I got baby spinach, lettuce, cilantro, dill, Daikon radishes, kohlrabi, some tiny turnips and kale. There were also collards, but I passed on those. This is more than enough for me to eat in the upcoming week since the other person in this house doesn't care for any of this selection at all. Well, maybe the cilantro in some salsa.
They also gave me 15 good-size vegetable plants to take home with me. I was as thrilled about that as anything else because the cost of plants is quite expensive at the nurseries and big box stores these days. I got some broccoli, Chinese cabbage, iceburg lettuce and a regular green cabbage.
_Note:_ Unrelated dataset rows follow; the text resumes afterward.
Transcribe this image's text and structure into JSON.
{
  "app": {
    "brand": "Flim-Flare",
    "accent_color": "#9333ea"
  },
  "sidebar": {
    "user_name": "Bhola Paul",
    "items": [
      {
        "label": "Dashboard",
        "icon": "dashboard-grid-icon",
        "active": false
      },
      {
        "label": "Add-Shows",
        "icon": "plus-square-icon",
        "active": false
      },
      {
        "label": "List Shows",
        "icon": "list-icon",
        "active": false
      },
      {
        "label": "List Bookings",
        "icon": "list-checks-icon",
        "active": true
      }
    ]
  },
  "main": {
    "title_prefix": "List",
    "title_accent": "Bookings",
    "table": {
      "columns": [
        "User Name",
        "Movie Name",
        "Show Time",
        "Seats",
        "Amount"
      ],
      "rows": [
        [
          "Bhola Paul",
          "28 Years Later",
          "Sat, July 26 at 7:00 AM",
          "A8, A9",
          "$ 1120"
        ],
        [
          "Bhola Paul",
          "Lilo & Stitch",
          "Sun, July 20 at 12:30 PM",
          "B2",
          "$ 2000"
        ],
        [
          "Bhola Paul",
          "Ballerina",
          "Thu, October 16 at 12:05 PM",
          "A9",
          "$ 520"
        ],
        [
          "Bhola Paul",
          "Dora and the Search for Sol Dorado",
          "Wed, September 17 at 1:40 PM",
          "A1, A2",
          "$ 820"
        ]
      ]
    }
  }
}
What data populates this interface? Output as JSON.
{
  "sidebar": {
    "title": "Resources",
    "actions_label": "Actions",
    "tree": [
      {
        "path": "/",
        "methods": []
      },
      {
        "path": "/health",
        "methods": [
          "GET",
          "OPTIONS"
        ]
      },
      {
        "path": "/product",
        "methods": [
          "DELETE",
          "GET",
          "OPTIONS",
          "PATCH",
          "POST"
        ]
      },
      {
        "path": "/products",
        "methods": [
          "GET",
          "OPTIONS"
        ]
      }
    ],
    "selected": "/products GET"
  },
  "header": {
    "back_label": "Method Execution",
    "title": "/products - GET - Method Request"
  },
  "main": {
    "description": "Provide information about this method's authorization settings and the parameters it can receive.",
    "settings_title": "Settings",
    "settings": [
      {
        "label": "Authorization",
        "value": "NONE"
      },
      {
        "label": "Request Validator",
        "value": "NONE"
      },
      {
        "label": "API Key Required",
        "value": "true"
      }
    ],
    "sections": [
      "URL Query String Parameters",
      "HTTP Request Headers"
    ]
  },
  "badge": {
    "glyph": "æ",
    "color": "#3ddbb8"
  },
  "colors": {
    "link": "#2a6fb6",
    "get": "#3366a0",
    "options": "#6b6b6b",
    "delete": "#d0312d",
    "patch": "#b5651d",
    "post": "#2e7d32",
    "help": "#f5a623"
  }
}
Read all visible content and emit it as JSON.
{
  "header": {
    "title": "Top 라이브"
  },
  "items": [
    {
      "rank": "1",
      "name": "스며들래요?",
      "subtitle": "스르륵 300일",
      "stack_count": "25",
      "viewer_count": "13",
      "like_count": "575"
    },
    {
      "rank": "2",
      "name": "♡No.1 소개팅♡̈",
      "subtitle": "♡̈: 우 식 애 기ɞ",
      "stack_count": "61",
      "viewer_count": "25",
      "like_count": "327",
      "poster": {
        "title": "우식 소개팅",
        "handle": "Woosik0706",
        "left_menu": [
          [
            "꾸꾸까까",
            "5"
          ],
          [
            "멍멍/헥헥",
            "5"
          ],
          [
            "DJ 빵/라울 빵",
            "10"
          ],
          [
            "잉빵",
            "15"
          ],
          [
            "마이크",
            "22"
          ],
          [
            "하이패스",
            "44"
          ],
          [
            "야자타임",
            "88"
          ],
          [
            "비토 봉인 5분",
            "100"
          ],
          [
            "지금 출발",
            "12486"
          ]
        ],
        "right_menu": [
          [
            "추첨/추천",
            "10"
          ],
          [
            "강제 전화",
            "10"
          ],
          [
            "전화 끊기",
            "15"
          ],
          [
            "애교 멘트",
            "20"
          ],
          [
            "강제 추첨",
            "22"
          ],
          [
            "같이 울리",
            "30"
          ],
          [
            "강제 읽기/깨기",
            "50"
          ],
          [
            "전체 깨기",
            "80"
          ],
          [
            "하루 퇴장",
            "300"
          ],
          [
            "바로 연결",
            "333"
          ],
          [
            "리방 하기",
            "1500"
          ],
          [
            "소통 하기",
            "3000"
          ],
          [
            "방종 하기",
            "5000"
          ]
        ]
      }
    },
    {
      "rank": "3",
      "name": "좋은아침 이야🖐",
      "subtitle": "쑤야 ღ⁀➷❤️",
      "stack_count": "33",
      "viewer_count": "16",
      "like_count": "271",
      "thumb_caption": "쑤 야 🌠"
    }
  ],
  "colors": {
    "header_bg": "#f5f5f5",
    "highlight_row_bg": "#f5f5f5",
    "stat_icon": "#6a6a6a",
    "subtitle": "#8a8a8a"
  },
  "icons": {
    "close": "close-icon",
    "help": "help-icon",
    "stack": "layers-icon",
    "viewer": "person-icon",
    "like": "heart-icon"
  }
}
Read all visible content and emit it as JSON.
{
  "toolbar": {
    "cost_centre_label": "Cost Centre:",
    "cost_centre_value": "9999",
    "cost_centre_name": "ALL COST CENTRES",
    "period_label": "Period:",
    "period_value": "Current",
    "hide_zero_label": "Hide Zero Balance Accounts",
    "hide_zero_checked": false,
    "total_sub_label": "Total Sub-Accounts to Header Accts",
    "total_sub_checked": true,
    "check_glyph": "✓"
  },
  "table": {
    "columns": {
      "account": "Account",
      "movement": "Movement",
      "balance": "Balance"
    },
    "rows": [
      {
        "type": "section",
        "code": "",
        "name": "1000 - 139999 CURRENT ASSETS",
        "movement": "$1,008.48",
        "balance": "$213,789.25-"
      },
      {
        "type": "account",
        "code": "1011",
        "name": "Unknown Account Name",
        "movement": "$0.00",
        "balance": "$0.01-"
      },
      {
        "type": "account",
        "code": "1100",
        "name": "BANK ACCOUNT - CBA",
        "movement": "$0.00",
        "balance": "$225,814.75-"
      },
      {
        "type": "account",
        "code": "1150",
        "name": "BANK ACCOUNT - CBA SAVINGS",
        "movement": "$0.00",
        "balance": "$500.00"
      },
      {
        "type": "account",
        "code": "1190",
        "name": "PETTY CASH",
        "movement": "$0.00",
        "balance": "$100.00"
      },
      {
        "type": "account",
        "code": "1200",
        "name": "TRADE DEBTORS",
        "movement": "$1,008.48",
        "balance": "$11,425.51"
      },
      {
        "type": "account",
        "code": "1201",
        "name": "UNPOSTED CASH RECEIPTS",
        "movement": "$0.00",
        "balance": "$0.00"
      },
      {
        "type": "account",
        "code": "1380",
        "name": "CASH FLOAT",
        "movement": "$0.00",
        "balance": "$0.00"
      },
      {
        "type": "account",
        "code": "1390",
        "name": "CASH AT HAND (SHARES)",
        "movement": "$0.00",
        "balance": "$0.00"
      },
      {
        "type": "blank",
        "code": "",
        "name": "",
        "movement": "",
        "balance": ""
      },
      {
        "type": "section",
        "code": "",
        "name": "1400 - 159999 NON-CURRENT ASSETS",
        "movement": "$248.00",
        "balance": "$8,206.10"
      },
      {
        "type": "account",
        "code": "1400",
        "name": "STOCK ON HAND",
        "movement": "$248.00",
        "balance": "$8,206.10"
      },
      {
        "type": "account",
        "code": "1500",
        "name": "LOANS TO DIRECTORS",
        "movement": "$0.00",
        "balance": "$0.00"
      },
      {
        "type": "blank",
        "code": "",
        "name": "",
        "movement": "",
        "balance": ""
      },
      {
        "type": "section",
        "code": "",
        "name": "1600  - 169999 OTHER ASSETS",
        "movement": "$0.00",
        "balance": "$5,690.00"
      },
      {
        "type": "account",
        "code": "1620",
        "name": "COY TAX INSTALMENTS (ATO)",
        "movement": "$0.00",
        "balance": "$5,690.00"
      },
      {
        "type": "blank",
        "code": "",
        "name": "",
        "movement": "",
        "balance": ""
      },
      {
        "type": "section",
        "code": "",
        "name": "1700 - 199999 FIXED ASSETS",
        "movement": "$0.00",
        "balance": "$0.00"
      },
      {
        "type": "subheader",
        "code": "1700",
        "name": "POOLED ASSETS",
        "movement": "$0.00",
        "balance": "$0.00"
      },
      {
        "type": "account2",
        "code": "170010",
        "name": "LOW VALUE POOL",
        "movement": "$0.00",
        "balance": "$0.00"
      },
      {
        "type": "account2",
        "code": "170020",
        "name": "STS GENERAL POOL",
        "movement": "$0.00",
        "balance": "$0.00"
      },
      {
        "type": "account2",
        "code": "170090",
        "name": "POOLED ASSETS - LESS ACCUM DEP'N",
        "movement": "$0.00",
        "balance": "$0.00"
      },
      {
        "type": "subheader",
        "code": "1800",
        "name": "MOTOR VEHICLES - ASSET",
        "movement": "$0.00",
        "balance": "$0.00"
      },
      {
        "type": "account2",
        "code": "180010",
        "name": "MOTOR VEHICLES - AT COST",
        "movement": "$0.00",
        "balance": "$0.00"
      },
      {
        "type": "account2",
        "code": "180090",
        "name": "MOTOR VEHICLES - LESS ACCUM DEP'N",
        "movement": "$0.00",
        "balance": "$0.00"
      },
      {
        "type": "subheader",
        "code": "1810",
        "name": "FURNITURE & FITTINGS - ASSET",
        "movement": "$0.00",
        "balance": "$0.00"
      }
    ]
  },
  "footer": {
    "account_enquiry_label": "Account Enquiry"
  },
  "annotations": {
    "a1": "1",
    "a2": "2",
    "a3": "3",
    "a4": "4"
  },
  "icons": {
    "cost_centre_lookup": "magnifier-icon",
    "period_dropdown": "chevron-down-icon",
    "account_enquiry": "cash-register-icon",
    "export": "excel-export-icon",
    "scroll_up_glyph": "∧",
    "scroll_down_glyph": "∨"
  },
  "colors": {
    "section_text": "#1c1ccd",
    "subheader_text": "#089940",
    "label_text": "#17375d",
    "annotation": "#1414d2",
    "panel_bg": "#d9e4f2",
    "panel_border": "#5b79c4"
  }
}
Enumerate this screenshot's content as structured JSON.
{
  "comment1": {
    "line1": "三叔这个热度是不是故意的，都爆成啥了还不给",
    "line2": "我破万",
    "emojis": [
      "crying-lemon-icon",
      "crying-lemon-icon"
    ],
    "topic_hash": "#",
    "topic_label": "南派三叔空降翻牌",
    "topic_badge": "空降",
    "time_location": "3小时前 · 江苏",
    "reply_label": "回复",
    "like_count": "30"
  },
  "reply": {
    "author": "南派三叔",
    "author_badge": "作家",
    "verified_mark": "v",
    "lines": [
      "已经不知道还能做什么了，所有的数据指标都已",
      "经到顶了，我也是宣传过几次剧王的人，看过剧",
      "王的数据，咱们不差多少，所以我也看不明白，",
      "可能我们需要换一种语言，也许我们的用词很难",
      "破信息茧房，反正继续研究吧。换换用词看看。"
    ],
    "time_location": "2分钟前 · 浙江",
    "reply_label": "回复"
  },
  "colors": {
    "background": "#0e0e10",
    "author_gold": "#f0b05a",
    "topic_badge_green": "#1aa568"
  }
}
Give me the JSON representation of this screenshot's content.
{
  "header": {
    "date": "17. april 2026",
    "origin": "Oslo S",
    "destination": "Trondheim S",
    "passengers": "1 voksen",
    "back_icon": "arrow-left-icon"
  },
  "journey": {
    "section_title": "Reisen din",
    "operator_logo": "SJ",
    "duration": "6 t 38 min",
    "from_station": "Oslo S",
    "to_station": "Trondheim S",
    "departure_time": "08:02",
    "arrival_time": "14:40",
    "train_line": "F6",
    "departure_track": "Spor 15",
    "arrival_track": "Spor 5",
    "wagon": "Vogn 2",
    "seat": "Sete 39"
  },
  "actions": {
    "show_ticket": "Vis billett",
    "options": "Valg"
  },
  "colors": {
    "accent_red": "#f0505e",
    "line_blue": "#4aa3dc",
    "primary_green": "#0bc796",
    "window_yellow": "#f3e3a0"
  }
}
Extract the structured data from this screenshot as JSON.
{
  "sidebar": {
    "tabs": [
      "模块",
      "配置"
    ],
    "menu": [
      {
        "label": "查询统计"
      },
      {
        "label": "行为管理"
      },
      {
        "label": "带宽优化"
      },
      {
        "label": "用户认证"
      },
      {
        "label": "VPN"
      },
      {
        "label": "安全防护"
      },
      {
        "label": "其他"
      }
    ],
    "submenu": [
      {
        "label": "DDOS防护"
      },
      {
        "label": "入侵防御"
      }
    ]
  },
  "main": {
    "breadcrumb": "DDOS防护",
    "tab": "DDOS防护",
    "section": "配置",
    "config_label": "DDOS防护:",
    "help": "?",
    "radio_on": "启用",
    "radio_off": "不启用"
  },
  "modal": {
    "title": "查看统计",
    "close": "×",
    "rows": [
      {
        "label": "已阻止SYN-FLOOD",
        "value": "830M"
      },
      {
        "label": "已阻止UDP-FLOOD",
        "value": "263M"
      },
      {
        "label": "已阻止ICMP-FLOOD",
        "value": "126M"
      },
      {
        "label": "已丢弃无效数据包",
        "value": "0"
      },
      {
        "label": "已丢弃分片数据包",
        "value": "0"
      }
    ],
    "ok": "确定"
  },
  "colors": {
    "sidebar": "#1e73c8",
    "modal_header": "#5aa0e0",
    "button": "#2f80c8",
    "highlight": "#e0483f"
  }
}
The other person around here likes iceburg lettuce, so I hope that I can nurse those along before it gets too warm.
I was a good girl and took them right out to the garden and planted them when I got home. It was such a beautiful day, more like April than January, and I couldn't resist staying outside a bit longer.
I also stopped at a hospital volunteer-run thrift store on the way home. One of the reasons I chose the workshare day that I did was because I knew this thrift store would be open on that day. It's only open three days a week and I don't usually visit unless I have other business in that town (which isn't often).
In one of my past kitchen declutterings I had rid myself of my nice large salad spinner because it was so large and I felt it didn't justify the space it took up. There have been times when I've regretted that decision, so I was quite happy to discover a small salad spinner at the thrift for only $1. There was also a larger one, of a nicer quality and five times the price that I didn't choose. I liked that this one would fit easily into my cabinet over the top of the refrigerator. I also like the fact that if I decide to declutter it again in the future, it only cost a dollar.
All in all, I really enjoyed the experience. I met some nice people, got some exercise, obtained some fresh local vegetables and vegetable plants, with a bonus visit to the thrift store. I even learned a thing or two about gardening that will help me with my own backyard garden, but more about that some other time.